#### Exercise:
Output the listing exactly as written, apart from its pictures.

-*-*-

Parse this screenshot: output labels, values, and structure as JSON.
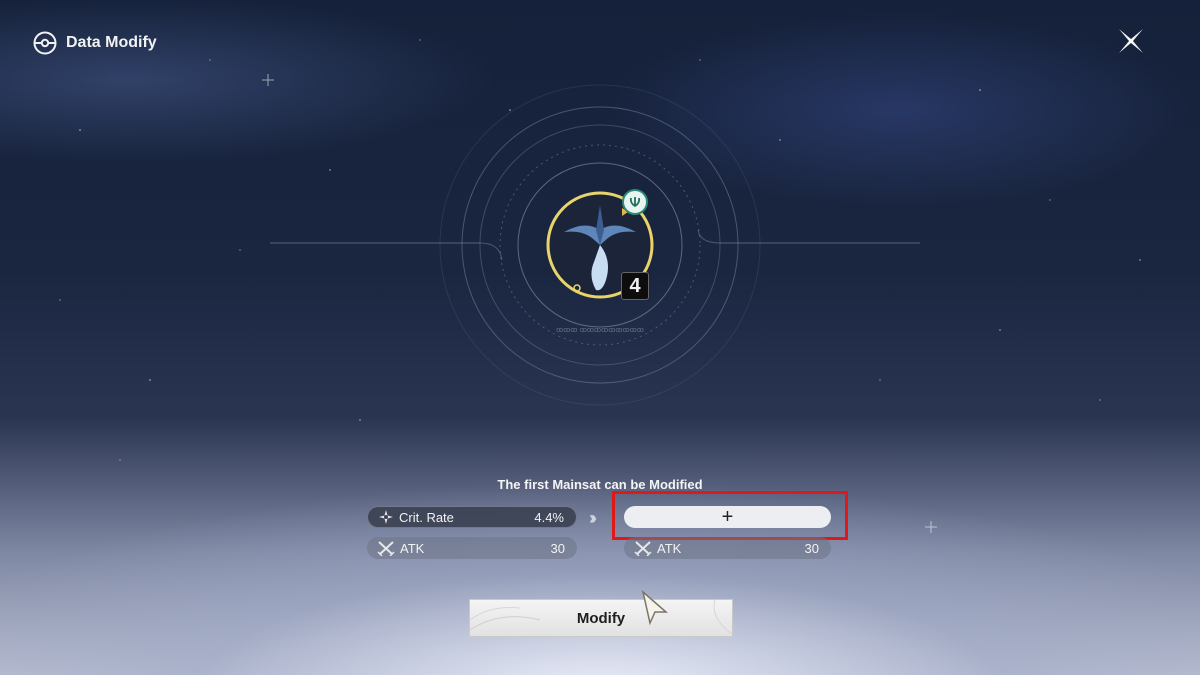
{
  "header": {
    "title": "Data Modify",
    "title_icon": "pokeball-icon",
    "close_icon": "close-x-icon"
  },
  "echo": {
    "level": "4",
    "attribute_icon": "aero-attribute-icon"
  },
  "panel": {
    "subtitle": "The first Mainsat can be Modified",
    "current_main": {
      "icon": "crit-rate-icon",
      "label": "Crit. Rate",
      "value": "4.4%"
    },
    "current_sub": {
      "icon": "atk-swords-icon",
      "label": "ATK",
      "value": "30"
    },
    "arrow": "››",
    "new_main": {
      "placeholder_symbol": "+"
    },
    "new_sub": {
      "icon": "atk-swords-icon",
      "label": "ATK",
      "value": "30"
    }
  },
  "actions": {
    "modify_label": "Modify"
  },
  "colors": {
    "highlight": "#e01818",
    "ring": "#e8d46a",
    "attribute": "#2a8a78"
  }
}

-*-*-

#### Task solution:
Parse this screenshot: output labels, values, and structure as JSON.
{
  "header": {
    "title": "Data Modify",
    "title_icon": "pokeball-icon",
    "close_icon": "close-x-icon"
  },
  "echo": {
    "level": "4",
    "attribute_icon": "aero-attribute-icon"
  },
  "panel": {
    "subtitle": "The first Mainsat can be Modified",
    "current_main": {
      "icon": "crit-rate-icon",
      "label": "Crit. Rate",
      "value": "4.4%"
    },
    "current_sub": {
      "icon": "atk-swords-icon",
      "label": "ATK",
      "value": "30"
    },
    "arrow": "››",
    "new_main": {
      "placeholder_symbol": "+"
    },
    "new_sub": {
      "icon": "atk-swords-icon",
      "label": "ATK",
      "value": "30"
    }
  },
  "actions": {
    "modify_label": "Modify"
  },
  "colors": {
    "highlight": "#e01818",
    "ring": "#e8d46a",
    "attribute": "#2a8a78"
  }
}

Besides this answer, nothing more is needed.